“I don’t know what screwed up in my mind that caused me to conflate one aircraft from the other,” said by Brian Williams, a 55-year-old veteran.
He has told people a story about how his helicopter was hit by a rocket-propelled grenade when covering the war in Iraq. However, the fact is that the helicopter he was in was not the one got hit. Also, when the strike happened, his helicopter was an hour away from the strike location. His experience shows a part of the unreliability of human memory.
Elizabeth Loftus, a professor the at the University of California who experted in human memory, calls William’s story a “teaching mement,” which is a typical example of false memory. According to her, false memory happens when a person “remembers” something happened that actually did not. There are many experiments show the effect of false memory, and one of them is made by Wade, Garry, Read, and Lindsay. In 2002, they digitized a group of people’s childhood pictures and modified the picture to appear that the participants was taking a hot air ballon ride when they was a child(Pennsylvania State University, Lesson 9, pp9). The result showed that over fifty percent of participants believed that they had taken a hot air ballon ride when they was a child just by being showed doctored photographic “evidence” (Hogenboom, 2013).
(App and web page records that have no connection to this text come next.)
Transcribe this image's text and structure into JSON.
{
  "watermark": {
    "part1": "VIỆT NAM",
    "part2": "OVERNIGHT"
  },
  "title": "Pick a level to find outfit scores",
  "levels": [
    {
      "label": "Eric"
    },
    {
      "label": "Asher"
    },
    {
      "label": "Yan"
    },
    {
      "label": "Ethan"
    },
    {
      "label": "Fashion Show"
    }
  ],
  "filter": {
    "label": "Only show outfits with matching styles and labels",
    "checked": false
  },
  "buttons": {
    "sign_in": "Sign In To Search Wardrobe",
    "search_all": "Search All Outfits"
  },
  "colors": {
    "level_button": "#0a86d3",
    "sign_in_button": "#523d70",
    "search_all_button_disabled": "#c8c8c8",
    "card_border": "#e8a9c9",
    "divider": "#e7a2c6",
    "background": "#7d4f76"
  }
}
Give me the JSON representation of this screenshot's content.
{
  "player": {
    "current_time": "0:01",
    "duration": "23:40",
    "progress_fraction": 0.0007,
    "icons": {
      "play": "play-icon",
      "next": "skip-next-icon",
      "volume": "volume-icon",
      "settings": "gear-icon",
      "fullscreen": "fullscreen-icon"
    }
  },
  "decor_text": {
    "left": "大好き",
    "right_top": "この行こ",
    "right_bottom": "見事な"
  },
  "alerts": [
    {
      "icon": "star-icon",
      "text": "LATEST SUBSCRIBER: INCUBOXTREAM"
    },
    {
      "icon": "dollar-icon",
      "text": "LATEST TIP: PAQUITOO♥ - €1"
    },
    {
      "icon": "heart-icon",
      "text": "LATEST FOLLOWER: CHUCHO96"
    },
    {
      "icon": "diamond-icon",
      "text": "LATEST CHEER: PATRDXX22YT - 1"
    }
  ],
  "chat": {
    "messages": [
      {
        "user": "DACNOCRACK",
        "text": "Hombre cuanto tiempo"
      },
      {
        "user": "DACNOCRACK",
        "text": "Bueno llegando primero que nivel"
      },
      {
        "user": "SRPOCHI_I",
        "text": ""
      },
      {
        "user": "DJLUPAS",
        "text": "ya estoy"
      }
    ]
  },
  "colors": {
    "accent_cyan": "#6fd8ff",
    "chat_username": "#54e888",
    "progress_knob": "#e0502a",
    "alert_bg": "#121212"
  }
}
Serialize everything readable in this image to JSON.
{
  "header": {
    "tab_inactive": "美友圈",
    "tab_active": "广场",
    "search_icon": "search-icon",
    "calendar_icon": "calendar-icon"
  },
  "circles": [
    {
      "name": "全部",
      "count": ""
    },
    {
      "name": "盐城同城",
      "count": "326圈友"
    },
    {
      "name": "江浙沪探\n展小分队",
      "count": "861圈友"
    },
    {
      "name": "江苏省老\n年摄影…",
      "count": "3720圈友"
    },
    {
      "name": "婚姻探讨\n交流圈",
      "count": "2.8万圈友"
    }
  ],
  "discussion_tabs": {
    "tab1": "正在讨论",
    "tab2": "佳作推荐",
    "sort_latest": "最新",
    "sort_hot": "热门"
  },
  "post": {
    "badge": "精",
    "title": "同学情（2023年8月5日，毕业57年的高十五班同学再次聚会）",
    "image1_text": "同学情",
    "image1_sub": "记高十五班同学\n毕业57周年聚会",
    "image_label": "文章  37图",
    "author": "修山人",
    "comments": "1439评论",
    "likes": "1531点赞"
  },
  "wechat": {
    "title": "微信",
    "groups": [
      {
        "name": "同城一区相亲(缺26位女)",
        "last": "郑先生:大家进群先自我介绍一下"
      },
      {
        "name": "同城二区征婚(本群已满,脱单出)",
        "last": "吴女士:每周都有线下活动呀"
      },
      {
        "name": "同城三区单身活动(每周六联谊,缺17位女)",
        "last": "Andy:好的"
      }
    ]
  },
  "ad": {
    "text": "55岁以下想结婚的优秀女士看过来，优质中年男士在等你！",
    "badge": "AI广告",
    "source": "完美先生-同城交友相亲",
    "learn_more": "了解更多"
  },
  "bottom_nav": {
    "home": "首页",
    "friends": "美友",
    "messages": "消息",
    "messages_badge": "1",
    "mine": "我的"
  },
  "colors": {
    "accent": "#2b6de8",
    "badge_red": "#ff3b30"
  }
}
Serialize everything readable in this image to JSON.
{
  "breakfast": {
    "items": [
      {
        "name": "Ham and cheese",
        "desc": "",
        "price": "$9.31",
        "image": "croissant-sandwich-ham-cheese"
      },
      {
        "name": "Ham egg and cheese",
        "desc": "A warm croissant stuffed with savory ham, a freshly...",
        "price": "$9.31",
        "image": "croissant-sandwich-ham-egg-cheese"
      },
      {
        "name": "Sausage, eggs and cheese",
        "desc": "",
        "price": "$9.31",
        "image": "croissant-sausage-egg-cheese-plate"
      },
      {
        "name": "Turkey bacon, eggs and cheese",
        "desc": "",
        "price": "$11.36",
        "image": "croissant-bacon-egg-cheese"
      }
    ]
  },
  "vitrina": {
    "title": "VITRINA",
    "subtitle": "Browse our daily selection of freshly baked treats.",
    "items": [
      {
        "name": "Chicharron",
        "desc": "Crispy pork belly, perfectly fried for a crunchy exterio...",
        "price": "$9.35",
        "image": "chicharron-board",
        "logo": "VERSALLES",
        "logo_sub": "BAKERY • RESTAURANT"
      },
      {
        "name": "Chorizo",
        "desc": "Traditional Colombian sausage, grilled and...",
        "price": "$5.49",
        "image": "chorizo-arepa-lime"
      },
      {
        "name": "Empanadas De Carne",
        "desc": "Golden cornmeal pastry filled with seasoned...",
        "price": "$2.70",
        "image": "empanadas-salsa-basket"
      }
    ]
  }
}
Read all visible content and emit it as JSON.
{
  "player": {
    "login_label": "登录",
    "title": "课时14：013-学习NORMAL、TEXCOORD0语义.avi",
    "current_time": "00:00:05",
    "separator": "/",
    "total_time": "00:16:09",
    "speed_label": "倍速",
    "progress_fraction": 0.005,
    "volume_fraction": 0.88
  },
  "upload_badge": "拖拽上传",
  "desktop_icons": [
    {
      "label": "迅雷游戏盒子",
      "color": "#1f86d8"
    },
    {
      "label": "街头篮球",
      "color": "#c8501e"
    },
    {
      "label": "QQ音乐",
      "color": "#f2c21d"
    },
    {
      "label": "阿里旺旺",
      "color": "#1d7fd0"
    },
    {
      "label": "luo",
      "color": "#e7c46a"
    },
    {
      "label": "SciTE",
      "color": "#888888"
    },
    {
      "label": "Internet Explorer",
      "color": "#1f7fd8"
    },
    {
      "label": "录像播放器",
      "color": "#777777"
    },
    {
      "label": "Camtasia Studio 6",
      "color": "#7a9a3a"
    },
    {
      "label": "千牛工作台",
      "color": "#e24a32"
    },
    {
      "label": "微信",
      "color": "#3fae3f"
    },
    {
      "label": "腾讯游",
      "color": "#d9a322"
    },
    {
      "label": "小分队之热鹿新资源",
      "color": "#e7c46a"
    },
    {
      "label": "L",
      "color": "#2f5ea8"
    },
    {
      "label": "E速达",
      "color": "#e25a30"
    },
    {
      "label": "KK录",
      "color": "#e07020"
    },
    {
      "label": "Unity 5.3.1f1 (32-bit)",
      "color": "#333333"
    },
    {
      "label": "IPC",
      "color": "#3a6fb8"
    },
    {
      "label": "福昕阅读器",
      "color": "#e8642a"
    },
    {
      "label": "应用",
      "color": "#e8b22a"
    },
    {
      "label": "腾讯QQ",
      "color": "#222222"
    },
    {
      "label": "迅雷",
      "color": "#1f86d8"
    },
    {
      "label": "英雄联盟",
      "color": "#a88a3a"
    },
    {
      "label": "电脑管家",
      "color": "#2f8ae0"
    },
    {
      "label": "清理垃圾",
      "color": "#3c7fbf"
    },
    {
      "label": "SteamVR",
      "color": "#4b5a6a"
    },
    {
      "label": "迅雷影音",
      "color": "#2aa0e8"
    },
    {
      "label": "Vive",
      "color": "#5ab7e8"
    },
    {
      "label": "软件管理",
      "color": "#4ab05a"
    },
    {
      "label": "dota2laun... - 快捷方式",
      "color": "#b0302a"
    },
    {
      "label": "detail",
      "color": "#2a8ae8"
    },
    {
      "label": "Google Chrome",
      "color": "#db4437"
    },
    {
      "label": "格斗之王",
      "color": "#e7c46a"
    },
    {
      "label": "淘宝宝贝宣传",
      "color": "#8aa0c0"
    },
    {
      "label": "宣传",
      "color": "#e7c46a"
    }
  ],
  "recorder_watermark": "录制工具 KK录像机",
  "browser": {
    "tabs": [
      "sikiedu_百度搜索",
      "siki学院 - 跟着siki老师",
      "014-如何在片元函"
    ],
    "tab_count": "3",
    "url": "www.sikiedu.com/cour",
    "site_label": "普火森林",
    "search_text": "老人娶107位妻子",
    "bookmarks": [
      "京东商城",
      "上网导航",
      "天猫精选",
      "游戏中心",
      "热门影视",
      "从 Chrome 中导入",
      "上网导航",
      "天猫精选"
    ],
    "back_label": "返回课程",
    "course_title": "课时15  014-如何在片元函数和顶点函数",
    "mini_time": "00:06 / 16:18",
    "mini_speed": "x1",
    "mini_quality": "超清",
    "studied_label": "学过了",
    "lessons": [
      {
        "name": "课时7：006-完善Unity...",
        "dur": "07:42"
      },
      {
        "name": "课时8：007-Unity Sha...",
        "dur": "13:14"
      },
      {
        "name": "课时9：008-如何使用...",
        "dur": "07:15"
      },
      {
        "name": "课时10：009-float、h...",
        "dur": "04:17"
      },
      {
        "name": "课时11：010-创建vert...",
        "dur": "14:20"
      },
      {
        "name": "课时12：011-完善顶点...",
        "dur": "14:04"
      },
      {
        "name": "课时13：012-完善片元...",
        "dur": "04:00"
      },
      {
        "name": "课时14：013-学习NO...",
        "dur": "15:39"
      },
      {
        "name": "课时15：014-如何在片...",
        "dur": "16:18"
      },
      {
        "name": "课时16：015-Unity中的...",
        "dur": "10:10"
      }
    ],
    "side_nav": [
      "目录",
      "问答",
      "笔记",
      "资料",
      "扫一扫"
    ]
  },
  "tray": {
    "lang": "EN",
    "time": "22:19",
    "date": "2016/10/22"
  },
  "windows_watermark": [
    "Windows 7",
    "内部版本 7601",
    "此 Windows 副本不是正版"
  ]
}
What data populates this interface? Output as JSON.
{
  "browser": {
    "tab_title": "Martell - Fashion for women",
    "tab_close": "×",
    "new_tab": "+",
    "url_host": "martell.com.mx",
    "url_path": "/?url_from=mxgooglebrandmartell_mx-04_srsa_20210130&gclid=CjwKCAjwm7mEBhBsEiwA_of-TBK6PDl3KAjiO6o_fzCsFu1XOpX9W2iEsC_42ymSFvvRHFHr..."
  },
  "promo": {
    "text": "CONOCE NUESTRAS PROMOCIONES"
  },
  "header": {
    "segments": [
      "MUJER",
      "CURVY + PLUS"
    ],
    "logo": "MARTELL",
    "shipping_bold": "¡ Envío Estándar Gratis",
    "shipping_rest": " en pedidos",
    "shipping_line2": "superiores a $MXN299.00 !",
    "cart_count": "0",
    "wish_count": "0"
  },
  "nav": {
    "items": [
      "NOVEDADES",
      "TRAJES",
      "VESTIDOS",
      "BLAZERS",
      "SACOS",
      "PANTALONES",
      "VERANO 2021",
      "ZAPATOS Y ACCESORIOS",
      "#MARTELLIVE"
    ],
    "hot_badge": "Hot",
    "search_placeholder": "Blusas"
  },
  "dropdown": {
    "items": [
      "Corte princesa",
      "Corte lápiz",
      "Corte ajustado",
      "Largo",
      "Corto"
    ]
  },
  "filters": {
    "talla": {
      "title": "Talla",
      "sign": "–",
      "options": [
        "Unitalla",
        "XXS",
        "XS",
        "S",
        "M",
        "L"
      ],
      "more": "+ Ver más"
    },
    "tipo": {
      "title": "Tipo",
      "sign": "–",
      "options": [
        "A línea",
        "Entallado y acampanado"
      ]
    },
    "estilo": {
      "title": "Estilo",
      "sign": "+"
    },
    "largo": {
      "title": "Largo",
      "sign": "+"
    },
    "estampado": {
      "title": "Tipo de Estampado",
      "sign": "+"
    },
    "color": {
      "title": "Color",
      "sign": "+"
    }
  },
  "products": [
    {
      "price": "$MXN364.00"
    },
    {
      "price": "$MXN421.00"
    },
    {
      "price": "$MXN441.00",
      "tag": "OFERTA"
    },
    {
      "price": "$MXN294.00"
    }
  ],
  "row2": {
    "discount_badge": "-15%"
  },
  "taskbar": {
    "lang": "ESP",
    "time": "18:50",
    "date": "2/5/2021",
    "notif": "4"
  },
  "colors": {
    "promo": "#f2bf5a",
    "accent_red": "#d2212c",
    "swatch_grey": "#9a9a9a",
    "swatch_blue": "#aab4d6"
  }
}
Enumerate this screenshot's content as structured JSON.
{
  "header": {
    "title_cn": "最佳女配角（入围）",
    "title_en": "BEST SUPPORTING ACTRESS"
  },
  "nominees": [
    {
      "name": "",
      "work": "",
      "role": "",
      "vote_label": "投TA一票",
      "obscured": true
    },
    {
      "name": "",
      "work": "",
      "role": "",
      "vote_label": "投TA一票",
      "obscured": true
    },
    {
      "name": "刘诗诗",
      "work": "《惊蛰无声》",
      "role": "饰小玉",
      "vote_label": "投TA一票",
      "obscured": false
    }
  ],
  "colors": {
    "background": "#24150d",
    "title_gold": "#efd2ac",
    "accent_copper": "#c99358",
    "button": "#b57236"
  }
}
Kimberley Wade, one of the creator of the ballon ride experiment, explained that the reason our memories are such melleable is because there is too much information to take in. What happens when a false memory is built is that the perceptual system cannot notice everything in the environment, so there would be gaps when the information is taken through senses.
“So when we remember an event, what our memory ultimately does is fills in those gaps by thinking about what we know about the world,” illustrated by Wade (Hogenboom, 2013).
Although the existence of false memory questions the reliability of our memory, some researchers believe that the errors made by human brain could help people as well.
Sergio Della Sala, a cognitive neuroscientist at the University of Edinburgh, UK, believes that the errors in memory could help people be away from danger. He presented an instance that if a person walks in a jungle and sees some grass moving, he would likely be panic and run away, assuming that there would be a tiger lurking. In contrast, in the view of a computer, the grass moving would be believed to be simply the wind in 99 percent of the time. In that case, if a person thinks like a computer, he might be eaten if there is truely a tiger.
According to Della Sala, the brain would make 99 errors to save people from the tiger. Unlike a computer, the brain works with irrational assumptions. It’s prone to errors and it needs shortcuts.
In addition, Della sala also belives that the fact that brain would make false memory is a sigh that the brain is healthy.
“They are a by-product of a memory system that works well. You can make inferences very fast.”
Hogenboom, M. (2013). Why does the human brain create false memories?. BBC News. Retrieved from: http://www.bbc.com/news/science-environment-24286258
Firger, J. (2015). Brian Williams and the false memory phenomenon. CBS News. Retrieved from: http://www.cbsnews.com/news/brian-williams-and-the-false-memory-phenomenon/
The Pennsylvania State University. (2015). False Memories. Lesson 9: Everyday Memory and Memory Errors . PSYCH256: Introduction to Cognitive Psychology. pp9. Retrieved from: https://courses.worldcampus.psu.edu/fa15/psych256/001/content/10_lesson/09_page.html